(Records for the exercise Opens)

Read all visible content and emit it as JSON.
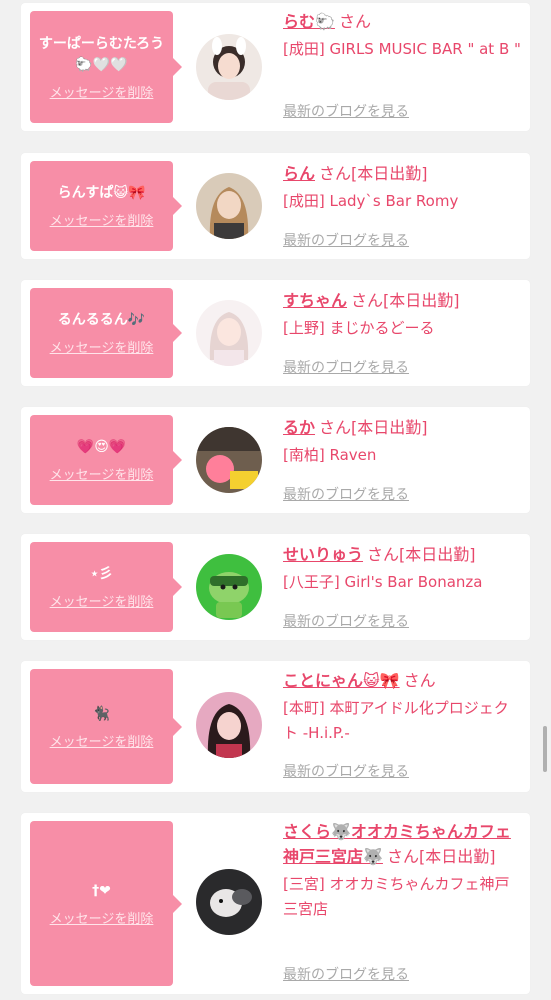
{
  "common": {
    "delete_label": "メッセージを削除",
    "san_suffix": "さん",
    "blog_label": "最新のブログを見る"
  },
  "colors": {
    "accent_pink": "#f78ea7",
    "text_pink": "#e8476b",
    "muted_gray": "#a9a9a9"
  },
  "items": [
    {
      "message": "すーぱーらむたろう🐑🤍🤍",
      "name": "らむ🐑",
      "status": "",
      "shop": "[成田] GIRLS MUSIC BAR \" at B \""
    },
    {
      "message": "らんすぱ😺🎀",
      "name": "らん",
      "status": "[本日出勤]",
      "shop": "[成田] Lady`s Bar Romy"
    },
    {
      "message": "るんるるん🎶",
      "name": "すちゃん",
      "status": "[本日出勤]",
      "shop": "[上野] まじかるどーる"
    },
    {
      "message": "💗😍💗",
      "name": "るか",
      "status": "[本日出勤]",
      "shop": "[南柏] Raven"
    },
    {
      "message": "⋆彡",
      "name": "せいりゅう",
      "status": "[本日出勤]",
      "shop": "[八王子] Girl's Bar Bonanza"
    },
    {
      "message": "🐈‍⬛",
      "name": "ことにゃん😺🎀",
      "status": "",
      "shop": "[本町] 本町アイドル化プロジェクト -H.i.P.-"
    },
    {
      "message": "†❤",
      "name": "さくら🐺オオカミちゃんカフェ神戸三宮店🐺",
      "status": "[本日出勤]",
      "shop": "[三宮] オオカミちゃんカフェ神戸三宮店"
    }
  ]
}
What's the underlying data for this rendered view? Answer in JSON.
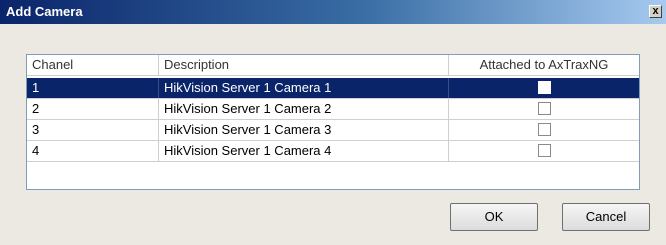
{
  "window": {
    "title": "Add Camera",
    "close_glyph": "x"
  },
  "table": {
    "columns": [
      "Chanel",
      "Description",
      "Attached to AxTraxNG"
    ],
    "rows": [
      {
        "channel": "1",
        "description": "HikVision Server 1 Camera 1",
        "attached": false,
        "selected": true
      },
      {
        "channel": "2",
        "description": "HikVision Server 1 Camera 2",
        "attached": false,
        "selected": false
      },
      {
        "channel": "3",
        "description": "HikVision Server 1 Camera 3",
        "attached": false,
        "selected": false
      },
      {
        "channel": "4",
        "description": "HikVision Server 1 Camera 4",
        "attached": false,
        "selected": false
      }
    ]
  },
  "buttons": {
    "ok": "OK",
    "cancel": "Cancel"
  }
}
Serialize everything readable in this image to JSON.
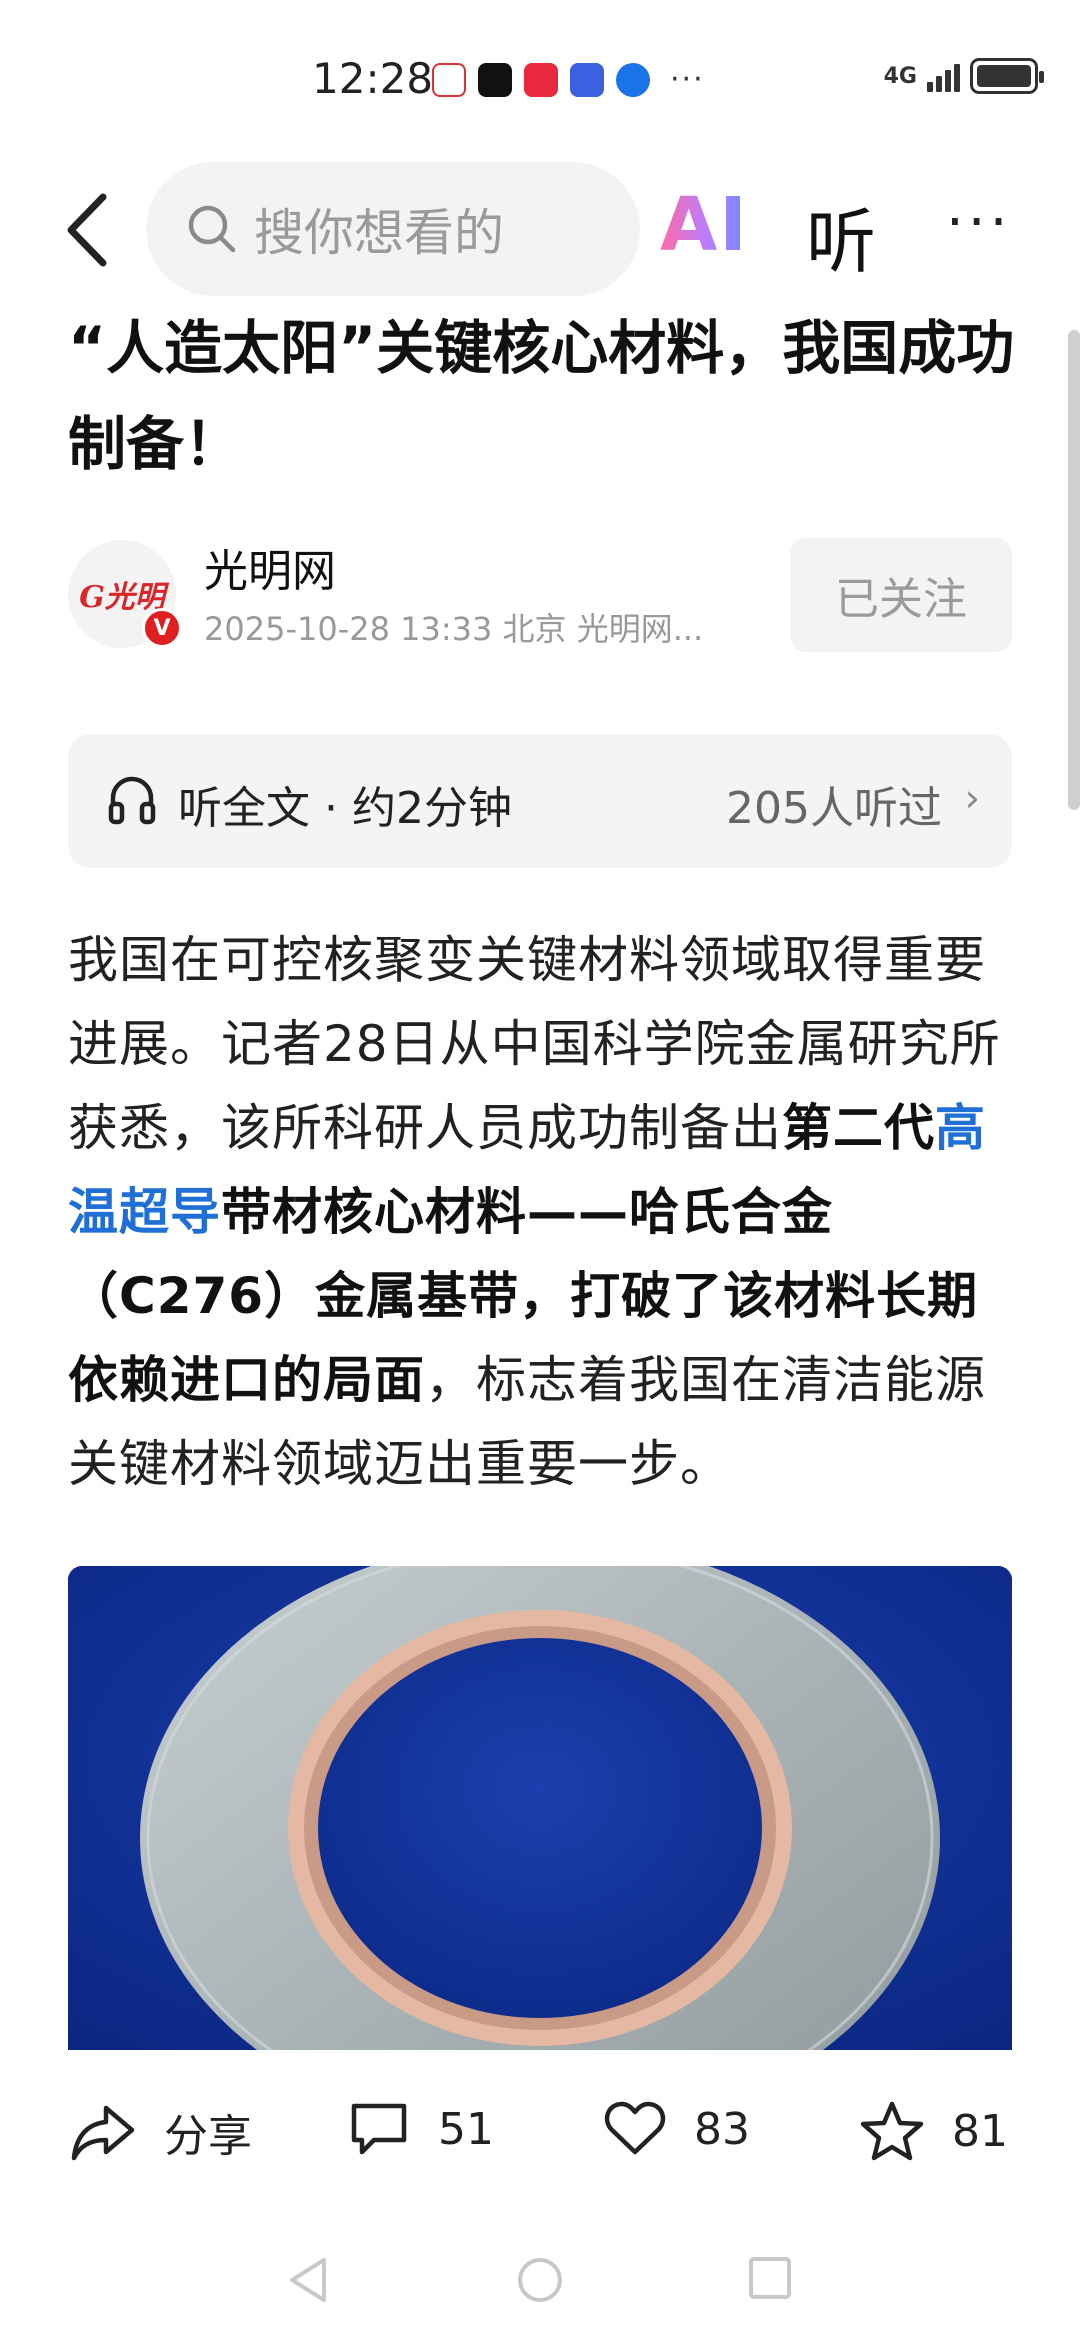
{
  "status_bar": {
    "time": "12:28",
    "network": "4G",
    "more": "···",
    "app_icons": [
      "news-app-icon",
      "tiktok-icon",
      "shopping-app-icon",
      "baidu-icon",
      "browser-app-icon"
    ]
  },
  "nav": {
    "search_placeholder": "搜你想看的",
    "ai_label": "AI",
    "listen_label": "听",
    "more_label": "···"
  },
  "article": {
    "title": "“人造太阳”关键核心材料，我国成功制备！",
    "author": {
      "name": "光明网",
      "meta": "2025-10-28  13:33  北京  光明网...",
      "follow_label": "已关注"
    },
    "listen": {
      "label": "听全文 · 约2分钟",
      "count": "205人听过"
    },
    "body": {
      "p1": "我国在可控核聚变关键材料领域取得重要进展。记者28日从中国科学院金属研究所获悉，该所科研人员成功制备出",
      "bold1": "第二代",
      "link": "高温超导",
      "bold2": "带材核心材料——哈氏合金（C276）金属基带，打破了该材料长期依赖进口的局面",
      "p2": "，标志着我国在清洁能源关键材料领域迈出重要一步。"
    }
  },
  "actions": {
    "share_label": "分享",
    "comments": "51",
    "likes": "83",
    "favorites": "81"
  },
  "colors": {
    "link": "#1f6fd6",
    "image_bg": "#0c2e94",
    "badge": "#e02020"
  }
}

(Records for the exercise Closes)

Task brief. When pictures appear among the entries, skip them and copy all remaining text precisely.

Problem solution.
Read all visible content and emit it as JSON.
{
  "common": {
    "delete_label": "メッセージを削除",
    "san_suffix": "さん",
    "blog_label": "最新のブログを見る"
  },
  "colors": {
    "accent_pink": "#f78ea7",
    "text_pink": "#e8476b",
    "muted_gray": "#a9a9a9"
  },
  "items": [
    {
      "message": "すーぱーらむたろう🐑🤍🤍",
      "name": "らむ🐑",
      "status": "",
      "shop": "[成田] GIRLS MUSIC BAR \" at B \""
    },
    {
      "message": "らんすぱ😺🎀",
      "name": "らん",
      "status": "[本日出勤]",
      "shop": "[成田] Lady`s Bar Romy"
    },
    {
      "message": "るんるるん🎶",
      "name": "すちゃん",
      "status": "[本日出勤]",
      "shop": "[上野] まじかるどーる"
    },
    {
      "message": "💗😍💗",
      "name": "るか",
      "status": "[本日出勤]",
      "shop": "[南柏] Raven"
    },
    {
      "message": "⋆彡",
      "name": "せいりゅう",
      "status": "[本日出勤]",
      "shop": "[八王子] Girl's Bar Bonanza"
    },
    {
      "message": "🐈‍⬛",
      "name": "ことにゃん😺🎀",
      "status": "",
      "shop": "[本町] 本町アイドル化プロジェクト -H.i.P.-"
    },
    {
      "message": "†❤",
      "name": "さくら🐺オオカミちゃんカフェ神戸三宮店🐺",
      "status": "[本日出勤]",
      "shop": "[三宮] オオカミちゃんカフェ神戸三宮店"
    }
  ]
}
What's the underlying data for this rendered view? Answer in JSON.
{
  "window": {
    "title": "Add Camera",
    "close_glyph": "x"
  },
  "table": {
    "columns": [
      "Chanel",
      "Description",
      "Attached to AxTraxNG"
    ],
    "rows": [
      {
        "channel": "1",
        "description": "HikVision Server 1 Camera 1",
        "attached": false,
        "selected": true
      },
      {
        "channel": "2",
        "description": "HikVision Server 1 Camera 2",
        "attached": false,
        "selected": false
      },
      {
        "channel": "3",
        "description": "HikVision Server 1 Camera 3",
        "attached": false,
        "selected": false
      },
      {
        "channel": "4",
        "description": "HikVision Server 1 Camera 4",
        "attached": false,
        "selected": false
      }
    ]
  },
  "buttons": {
    "ok": "OK",
    "cancel": "Cancel"
  }
}
Serialize everything readable in this image to JSON.
{
  "status_bar": {
    "time": "12:28",
    "network": "4G",
    "more": "···",
    "app_icons": [
      "news-app-icon",
      "tiktok-icon",
      "shopping-app-icon",
      "baidu-icon",
      "browser-app-icon"
    ]
  },
  "nav": {
    "search_placeholder": "搜你想看的",
    "ai_label": "AI",
    "listen_label": "听",
    "more_label": "···"
  },
  "article": {
    "title": "“人造太阳”关键核心材料，我国成功制备！",
    "author": {
      "name": "光明网",
      "meta": "2025-10-28  13:33  北京  光明网...",
      "follow_label": "已关注"
    },
    "listen": {
      "label": "听全文 · 约2分钟",
      "count": "205人听过"
    },
    "body": {
      "p1": "我国在可控核聚变关键材料领域取得重要进展。记者28日从中国科学院金属研究所获悉，该所科研人员成功制备出",
      "bold1": "第二代",
      "link": "高温超导",
      "bold2": "带材核心材料——哈氏合金（C276）金属基带，打破了该材料长期依赖进口的局面",
      "p2": "，标志着我国在清洁能源关键材料领域迈出重要一步。"
    }
  },
  "actions": {
    "share_label": "分享",
    "comments": "51",
    "likes": "83",
    "favorites": "81"
  },
  "colors": {
    "link": "#1f6fd6",
    "image_bg": "#0c2e94",
    "badge": "#e02020"
  }
}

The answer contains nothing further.